His knowledge of the Japanese military convinced Chiang that China could not defeat them. 'Our guns cannot compare with theirs,' he wrote in his diary. 'Our artillery, our training, our machines and our factories cannot compare with theirs. How are we to fight the Japanese? If we fight them, we will be a dead nation in three days.'

So his strategy was to rely on foreign powers, especially the United States and Britain, to defeat Japan. 'China has become a colony of all the countries in the world. Japan wants to become the single colonising power and will have to fight with countries all over the world,' he wrote.

His plan was first to defeat the communists and then face Japan. In 1936, his army surrounded the communists in Yenan in Shaanxi province, and cut off their supply of food and arms. In another six months, they would be forced to surrender.

But this strategy was scuppered by his arrest by Zhang in the Xian Incident, which forced him into a military alliance with the communists against Japan. It was during that period under arrest that he thought he would be executed and wrote his last testament.

The Xian Incident saved the communists, enabling them to take power 13 years later. That is why Chiang arrested Zhang as soon as he could and kept him under house arrest for more than 50 years. He blamed him for saving the communists.

This military alliance had exactly the result he feared. During the next eight years of ferocious war, his Nationalist army lost 3.2 million men - the figure published after the war by both Taipei and Beijing. By comparison, the communists lost 500,000, according to Beijing's figures.

This loss of his best soldiers and best officers was a major reason why he lost the civil war. It was also the reason why, when Mao Zedong met Japanese prime minister Kakuei Tanaka in 1972 to normalise relations, he told him that, without the invasion by Japan, the communists would never have come to power and so Beijing did not want war reparations. Tanaka was dumbfounded.

In April 1949, when he knew he would have to leave the mainland, Chiang asked the chief of the Kuomintang office in Japan to prepare a house for him there, in case of emergency. He found a 20-room mansion in Shimane, formerly the property of a member of the royal family.

The diaries also reveal the critical role played by his wife, Soong May-ling, in persuading the US and public opinion to provide large-scale assistance to China in the second world war.

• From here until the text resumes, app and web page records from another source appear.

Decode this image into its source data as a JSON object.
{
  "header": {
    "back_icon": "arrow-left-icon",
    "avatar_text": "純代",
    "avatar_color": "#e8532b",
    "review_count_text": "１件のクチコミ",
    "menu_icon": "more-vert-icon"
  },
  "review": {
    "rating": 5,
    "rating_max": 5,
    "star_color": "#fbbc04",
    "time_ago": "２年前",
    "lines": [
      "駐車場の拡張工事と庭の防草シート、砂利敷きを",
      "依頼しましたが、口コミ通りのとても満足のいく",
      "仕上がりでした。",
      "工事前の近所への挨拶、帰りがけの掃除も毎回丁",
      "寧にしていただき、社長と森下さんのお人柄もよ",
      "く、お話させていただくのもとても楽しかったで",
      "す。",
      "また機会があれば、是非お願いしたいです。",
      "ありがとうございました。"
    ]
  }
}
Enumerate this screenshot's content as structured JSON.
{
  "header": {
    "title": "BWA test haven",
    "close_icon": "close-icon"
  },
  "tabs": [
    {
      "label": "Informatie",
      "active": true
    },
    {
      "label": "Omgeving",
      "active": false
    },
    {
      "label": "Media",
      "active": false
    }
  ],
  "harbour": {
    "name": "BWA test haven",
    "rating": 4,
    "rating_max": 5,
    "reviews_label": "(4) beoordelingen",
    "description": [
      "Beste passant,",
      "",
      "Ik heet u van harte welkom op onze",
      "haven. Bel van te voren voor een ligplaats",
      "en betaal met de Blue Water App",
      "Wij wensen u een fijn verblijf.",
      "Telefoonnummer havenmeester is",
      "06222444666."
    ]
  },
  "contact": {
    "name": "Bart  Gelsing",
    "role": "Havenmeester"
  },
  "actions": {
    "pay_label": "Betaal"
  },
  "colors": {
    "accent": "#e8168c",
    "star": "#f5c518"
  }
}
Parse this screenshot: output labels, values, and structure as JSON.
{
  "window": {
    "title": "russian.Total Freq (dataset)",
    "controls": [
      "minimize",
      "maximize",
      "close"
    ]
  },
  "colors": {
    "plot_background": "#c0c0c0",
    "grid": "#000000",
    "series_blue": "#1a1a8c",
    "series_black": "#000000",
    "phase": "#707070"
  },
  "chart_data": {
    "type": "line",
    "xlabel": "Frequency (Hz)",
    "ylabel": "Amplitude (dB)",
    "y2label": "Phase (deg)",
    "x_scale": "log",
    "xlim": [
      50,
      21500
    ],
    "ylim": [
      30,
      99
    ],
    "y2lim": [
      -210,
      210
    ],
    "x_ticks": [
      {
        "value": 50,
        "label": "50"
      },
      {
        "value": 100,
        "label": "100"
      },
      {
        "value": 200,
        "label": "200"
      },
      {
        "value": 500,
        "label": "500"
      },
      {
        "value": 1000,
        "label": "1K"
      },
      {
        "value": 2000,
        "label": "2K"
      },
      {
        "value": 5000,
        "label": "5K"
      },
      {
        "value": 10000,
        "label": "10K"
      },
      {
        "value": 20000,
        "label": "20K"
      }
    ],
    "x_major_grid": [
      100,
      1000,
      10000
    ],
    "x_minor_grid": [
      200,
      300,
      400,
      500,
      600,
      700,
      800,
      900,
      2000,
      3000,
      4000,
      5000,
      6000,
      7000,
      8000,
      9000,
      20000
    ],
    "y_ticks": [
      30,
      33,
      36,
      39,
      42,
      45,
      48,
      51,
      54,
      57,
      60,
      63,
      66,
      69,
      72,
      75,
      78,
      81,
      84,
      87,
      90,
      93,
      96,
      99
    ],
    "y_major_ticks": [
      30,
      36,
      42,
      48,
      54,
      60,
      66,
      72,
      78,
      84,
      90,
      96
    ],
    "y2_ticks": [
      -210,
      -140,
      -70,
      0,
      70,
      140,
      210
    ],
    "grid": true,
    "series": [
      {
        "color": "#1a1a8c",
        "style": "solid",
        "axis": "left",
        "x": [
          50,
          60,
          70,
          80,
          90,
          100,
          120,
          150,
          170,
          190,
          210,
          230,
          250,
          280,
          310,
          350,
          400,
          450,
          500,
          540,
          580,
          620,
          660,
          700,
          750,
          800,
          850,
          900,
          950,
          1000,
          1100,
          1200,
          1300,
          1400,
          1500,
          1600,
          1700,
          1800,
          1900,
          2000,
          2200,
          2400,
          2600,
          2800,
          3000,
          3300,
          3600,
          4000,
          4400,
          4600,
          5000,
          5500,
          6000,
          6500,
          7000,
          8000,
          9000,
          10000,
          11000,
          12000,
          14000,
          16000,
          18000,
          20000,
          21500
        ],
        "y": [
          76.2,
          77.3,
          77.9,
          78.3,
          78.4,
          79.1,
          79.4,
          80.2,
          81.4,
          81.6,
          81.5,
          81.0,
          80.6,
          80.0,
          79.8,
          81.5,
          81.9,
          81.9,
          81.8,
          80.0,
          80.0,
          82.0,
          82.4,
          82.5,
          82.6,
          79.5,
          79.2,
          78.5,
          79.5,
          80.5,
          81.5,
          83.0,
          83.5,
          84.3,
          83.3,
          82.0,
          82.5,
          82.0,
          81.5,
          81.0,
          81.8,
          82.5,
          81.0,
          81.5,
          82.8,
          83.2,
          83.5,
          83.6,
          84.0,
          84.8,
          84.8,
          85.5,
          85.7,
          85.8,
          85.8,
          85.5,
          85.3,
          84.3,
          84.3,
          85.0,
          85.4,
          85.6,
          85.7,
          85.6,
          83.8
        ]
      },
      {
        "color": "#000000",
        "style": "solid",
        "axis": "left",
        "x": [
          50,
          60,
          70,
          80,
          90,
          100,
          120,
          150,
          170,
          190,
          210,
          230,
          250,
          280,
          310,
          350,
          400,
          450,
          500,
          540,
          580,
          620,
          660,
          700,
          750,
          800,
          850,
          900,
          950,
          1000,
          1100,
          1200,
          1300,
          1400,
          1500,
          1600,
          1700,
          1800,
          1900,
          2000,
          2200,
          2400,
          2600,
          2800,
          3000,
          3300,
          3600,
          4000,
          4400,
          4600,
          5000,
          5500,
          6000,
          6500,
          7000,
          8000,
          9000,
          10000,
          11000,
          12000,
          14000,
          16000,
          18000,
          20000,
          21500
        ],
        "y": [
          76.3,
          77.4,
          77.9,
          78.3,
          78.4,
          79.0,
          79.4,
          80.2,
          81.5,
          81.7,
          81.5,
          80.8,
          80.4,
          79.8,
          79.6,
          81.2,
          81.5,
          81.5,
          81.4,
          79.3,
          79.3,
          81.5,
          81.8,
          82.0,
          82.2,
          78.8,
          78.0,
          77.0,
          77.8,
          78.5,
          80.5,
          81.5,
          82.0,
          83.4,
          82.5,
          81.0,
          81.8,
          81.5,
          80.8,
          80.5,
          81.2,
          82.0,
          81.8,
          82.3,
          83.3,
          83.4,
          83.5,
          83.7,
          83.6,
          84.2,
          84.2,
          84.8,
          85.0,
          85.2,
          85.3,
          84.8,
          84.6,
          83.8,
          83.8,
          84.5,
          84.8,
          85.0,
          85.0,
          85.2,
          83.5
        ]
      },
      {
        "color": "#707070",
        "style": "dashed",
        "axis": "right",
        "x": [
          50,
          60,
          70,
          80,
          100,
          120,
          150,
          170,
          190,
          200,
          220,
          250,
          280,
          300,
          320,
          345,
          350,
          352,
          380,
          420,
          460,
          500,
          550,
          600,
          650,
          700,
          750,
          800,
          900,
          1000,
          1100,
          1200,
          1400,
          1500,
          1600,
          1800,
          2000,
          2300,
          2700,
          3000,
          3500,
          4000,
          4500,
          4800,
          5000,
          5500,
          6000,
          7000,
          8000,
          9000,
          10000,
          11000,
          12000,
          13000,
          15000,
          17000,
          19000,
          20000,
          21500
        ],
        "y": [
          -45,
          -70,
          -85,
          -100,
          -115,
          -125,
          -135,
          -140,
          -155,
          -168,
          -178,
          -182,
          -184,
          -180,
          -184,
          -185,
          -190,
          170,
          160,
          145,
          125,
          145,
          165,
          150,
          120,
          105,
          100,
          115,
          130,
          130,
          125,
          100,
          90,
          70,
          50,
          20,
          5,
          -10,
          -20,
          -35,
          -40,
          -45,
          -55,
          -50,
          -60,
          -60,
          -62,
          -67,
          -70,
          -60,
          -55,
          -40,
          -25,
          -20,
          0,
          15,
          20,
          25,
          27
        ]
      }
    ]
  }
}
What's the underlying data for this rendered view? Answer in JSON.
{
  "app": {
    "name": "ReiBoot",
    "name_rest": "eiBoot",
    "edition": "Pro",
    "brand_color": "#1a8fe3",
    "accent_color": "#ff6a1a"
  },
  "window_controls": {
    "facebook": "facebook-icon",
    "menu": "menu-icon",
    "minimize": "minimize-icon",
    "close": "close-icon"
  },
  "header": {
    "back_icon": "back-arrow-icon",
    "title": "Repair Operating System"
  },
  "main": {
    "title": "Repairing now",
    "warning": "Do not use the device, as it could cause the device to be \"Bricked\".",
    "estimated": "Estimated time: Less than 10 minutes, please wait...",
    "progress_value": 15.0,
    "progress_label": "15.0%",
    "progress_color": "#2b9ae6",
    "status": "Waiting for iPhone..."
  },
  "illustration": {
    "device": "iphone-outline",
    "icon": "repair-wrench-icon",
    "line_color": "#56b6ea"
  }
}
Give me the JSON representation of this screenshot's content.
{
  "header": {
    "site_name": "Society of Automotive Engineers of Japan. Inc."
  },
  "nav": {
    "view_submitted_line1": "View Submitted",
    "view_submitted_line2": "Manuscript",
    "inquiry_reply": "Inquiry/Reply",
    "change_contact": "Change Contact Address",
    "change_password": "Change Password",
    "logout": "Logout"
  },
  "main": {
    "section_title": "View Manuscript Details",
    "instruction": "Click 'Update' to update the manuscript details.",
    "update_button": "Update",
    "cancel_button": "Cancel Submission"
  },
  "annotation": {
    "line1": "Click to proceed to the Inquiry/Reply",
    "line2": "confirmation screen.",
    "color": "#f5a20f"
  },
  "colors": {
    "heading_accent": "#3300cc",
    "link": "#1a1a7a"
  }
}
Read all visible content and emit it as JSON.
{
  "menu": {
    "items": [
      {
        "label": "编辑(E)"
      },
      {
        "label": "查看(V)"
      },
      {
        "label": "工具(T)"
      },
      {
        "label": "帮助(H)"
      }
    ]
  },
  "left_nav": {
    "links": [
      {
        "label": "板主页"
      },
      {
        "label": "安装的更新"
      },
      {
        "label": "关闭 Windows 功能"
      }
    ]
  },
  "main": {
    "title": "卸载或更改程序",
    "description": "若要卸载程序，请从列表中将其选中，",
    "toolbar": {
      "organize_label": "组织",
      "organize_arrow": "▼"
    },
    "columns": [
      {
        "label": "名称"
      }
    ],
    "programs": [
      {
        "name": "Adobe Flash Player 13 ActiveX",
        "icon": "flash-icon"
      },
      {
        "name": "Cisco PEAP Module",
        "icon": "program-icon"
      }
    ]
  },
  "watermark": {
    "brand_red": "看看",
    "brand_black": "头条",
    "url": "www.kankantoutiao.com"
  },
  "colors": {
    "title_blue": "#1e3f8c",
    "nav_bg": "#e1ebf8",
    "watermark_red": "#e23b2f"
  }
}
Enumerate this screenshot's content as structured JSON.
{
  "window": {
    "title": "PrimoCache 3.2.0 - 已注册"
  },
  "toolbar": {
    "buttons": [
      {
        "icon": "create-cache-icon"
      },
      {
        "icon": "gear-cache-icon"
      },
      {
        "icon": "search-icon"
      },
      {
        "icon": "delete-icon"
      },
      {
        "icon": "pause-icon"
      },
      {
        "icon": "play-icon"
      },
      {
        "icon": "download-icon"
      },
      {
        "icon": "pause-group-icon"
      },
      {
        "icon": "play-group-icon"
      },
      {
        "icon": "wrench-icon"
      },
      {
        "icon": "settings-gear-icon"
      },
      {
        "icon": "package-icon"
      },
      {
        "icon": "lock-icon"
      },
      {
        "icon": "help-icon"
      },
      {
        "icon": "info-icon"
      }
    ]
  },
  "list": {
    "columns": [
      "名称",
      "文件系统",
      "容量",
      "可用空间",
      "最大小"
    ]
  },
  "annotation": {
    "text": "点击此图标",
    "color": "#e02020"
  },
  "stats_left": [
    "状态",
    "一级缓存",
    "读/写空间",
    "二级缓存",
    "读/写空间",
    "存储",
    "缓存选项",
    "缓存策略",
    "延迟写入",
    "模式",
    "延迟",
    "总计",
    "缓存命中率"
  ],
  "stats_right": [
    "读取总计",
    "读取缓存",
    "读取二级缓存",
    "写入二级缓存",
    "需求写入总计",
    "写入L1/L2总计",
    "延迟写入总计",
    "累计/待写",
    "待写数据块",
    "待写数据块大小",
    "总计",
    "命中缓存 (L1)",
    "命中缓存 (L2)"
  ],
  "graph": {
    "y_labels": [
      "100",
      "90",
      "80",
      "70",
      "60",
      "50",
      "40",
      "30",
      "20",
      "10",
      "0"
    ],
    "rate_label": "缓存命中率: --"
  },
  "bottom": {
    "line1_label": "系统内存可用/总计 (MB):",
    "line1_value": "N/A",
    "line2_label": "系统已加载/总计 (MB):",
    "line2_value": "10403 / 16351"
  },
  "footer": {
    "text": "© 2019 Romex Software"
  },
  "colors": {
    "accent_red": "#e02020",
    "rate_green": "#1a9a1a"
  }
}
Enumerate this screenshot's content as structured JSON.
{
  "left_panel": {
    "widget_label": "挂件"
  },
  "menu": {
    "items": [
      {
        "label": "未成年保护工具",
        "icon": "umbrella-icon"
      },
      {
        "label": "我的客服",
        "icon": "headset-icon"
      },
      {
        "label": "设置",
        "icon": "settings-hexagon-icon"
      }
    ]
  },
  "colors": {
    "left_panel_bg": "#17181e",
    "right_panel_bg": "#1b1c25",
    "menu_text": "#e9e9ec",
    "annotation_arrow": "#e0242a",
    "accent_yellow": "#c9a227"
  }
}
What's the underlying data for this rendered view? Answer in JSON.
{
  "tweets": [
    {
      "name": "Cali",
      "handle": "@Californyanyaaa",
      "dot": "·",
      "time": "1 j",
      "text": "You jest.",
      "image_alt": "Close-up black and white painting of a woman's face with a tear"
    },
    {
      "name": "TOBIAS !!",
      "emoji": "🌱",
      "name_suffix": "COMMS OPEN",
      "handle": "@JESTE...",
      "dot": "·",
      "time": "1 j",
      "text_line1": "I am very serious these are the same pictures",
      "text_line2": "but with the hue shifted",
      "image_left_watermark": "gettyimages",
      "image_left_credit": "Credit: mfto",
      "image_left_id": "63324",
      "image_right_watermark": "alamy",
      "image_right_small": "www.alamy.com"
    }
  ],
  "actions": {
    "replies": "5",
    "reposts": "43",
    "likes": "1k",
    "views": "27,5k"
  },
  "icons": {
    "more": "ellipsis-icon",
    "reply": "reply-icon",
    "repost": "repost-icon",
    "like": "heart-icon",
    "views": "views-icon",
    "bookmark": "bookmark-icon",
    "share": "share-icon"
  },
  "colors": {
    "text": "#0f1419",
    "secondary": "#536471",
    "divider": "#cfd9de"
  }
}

In November 1942, Chiang wrote to US president Franklin Roosevelt asking him to receive Soong, to which he agreed. After her arrival in late November, Soong reported to her husband that the US had little understanding of the war in China; so she organised a speech to Congress, on February 18, and then speeches in New York, Chicago, San Francisco and Los Angeles.

She asked him to provide the content of the speeches. He wrote back: 'After the war, the centre of the world will move from the Atlantic to the Pacific. As the two largest countries in the Pacific, China and the US should work together over the long term. Peace in the Pacific depends on our two countries. Our first responsibility after the war is to liberate the oppressed people in the Asia-Pacific and develop its untapped resources.'

He said that the US should give up its special privileges in China and sign a treaty of equality. 'If president Abraham Lincoln were alive today, he would, like president Roosevelt, work to free the oppressed people.'

Soong's tour was a great success, resulting in the shipment of dozens of aircraft and other military hardware. But she wrote to her husband that, after the war, the US, Britain and the Soviet Union would look only after their own interests and ignore those of China.

Chiang was highly critical of Winston Churchill, who wanted to give priority to the war in Europe over that in Asia and to exclude China from being one of the victorious powers. This battle he was able to win, because Roosevelt supported his position.

The war aims Chiang expressed at the Cairo conference in 1943 were the expulsion of Japan from China and beyond the Yalu River, the return of all territories ceded to Japan after the 1894-95 war and the complete independence of Korea.

The diaries reveal neither a hero nor a monster but a complex character playing on a historical stage over which he had limited control. Their publication will greatly help understand him.